■ Record extracts
--

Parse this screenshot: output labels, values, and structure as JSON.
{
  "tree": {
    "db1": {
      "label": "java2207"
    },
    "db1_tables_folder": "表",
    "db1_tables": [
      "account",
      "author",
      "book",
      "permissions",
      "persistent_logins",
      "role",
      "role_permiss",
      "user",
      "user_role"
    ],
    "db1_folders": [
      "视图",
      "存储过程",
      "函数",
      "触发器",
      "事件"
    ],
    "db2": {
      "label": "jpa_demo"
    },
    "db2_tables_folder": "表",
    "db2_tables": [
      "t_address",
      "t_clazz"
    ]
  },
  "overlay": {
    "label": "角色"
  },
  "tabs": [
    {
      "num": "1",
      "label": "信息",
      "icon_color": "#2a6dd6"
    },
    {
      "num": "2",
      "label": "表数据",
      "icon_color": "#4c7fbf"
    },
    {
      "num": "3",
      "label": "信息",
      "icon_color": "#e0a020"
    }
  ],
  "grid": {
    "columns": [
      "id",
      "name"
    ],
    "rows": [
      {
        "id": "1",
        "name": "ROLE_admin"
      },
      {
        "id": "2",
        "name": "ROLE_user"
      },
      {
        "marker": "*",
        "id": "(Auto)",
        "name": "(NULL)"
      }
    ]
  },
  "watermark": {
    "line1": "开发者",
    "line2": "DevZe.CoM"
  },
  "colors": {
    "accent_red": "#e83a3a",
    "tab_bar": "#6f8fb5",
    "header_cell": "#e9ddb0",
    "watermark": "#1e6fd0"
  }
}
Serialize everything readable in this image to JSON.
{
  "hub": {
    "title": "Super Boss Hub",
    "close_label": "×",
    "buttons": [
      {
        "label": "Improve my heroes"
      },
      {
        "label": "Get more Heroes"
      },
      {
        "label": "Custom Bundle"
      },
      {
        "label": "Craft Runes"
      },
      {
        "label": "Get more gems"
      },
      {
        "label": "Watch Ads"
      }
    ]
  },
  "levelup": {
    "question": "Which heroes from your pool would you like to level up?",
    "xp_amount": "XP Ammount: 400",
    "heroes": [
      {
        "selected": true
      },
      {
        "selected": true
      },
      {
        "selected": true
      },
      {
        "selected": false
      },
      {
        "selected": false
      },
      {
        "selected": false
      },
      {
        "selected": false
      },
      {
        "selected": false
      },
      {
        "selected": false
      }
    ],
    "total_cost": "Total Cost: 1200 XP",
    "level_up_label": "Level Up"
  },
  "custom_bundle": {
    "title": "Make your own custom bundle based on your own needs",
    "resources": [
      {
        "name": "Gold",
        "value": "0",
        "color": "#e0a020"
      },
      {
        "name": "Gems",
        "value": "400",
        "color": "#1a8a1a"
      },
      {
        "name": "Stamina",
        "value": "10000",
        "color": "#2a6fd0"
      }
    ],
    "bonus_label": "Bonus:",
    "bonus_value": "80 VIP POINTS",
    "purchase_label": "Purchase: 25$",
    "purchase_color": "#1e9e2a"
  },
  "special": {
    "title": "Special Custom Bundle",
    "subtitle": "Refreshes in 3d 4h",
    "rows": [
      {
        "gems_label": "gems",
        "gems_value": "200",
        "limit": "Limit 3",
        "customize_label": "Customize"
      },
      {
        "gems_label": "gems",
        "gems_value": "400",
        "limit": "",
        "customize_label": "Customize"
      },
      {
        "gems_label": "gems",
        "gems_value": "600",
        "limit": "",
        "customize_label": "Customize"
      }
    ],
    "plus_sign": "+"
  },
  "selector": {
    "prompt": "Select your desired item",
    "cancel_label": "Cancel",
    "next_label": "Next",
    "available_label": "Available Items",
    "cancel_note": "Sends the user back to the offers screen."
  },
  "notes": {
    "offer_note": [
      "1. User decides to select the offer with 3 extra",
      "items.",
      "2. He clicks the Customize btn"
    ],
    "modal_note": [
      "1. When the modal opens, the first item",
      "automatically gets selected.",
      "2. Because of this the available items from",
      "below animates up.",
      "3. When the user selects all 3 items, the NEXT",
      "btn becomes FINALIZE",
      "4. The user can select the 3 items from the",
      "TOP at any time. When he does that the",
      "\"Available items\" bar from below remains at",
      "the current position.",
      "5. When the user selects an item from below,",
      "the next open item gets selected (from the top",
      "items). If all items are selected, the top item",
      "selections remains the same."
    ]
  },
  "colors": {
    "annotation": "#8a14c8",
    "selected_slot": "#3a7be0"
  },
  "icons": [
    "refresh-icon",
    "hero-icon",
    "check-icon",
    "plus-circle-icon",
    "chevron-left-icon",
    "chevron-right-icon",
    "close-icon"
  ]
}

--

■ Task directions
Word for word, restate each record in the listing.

■ Solution to the exercise
Parse this screenshot: output labels, values, and structure as JSON.
{
  "tree": {
    "db1": {
      "label": "java2207"
    },
    "db1_tables_folder": "表",
    "db1_tables": [
      "account",
      "author",
      "book",
      "permissions",
      "persistent_logins",
      "role",
      "role_permiss",
      "user",
      "user_role"
    ],
    "db1_folders": [
      "视图",
      "存储过程",
      "函数",
      "触发器",
      "事件"
    ],
    "db2": {
      "label": "jpa_demo"
    },
    "db2_tables_folder": "表",
    "db2_tables": [
      "t_address",
      "t_clazz"
    ]
  },
  "overlay": {
    "label": "角色"
  },
  "tabs": [
    {
      "num": "1",
      "label": "信息",
      "icon_color": "#2a6dd6"
    },
    {
      "num": "2",
      "label": "表数据",
      "icon_color": "#4c7fbf"
    },
    {
      "num": "3",
      "label": "信息",
      "icon_color": "#e0a020"
    }
  ],
  "grid": {
    "columns": [
      "id",
      "name"
    ],
    "rows": [
      {
        "id": "1",
        "name": "ROLE_admin"
      },
      {
        "id": "2",
        "name": "ROLE_user"
      },
      {
        "marker": "*",
        "id": "(Auto)",
        "name": "(NULL)"
      }
    ]
  },
  "watermark": {
    "line1": "开发者",
    "line2": "DevZe.CoM"
  },
  "colors": {
    "accent_red": "#e83a3a",
    "tab_bar": "#6f8fb5",
    "header_cell": "#e9ddb0",
    "watermark": "#1e6fd0"
  }
}
Serialize everything readable in this image to JSON.
{
  "hub": {
    "title": "Super Boss Hub",
    "close_label": "×",
    "buttons": [
      {
        "label": "Improve my heroes"
      },
      {
        "label": "Get more Heroes"
      },
      {
        "label": "Custom Bundle"
      },
      {
        "label": "Craft Runes"
      },
      {
        "label": "Get more gems"
      },
      {
        "label": "Watch Ads"
      }
    ]
  },
  "levelup": {
    "question": "Which heroes from your pool would you like to level up?",
    "xp_amount": "XP Ammount: 400",
    "heroes": [
      {
        "selected": true
      },
      {
        "selected": true
      },
      {
        "selected": true
      },
      {
        "selected": false
      },
      {
        "selected": false
      },
      {
        "selected": false
      },
      {
        "selected": false
      },
      {
        "selected": false
      },
      {
        "selected": false
      }
    ],
    "total_cost": "Total Cost: 1200 XP",
    "level_up_label": "Level Up"
  },
  "custom_bundle": {
    "title": "Make your own custom bundle based on your own needs",
    "resources": [
      {
        "name": "Gold",
        "value": "0",
        "color": "#e0a020"
      },
      {
        "name": "Gems",
        "value": "400",
        "color": "#1a8a1a"
      },
      {
        "name": "Stamina",
        "value": "10000",
        "color": "#2a6fd0"
      }
    ],
    "bonus_label": "Bonus:",
    "bonus_value": "80 VIP POINTS",
    "purchase_label": "Purchase: 25$",
    "purchase_color": "#1e9e2a"
  },
  "special": {
    "title": "Special Custom Bundle",
    "subtitle": "Refreshes in 3d 4h",
    "rows": [
      {
        "gems_label": "gems",
        "gems_value": "200",
        "limit": "Limit 3",
        "customize_label": "Customize"
      },
      {
        "gems_label": "gems",
        "gems_value": "400",
        "limit": "",
        "customize_label": "Customize"
      },
      {
        "gems_label": "gems",
        "gems_value": "600",
        "limit": "",
        "customize_label": "Customize"
      }
    ],
    "plus_sign": "+"
  },
  "selector": {
    "prompt": "Select your desired item",
    "cancel_label": "Cancel",
    "next_label": "Next",
    "available_label": "Available Items",
    "cancel_note": "Sends the user back to the offers screen."
  },
  "notes": {
    "offer_note": [
      "1. User decides to select the offer with 3 extra",
      "items.",
      "2. He clicks the Customize btn"
    ],
    "modal_note": [
      "1. When the modal opens, the first item",
      "automatically gets selected.",
      "2. Because of this the available items from",
      "below animates up.",
      "3. When the user selects all 3 items, the NEXT",
      "btn becomes FINALIZE",
      "4. The user can select the 3 items from the",
      "TOP at any time. When he does that the",
      "\"Available items\" bar from below remains at",
      "the current position.",
      "5. When the user selects an item from below,",
      "the next open item gets selected (from the top",
      "items). If all items are selected, the top item",
      "selections remains the same."
    ]
  },
  "colors": {
    "annotation": "#8a14c8",
    "selected_slot": "#3a7be0"
  },
  "icons": [
    "refresh-icon",
    "hero-icon",
    "check-icon",
    "plus-circle-icon",
    "chevron-left-icon",
    "chevron-right-icon",
    "close-icon"
  ]
}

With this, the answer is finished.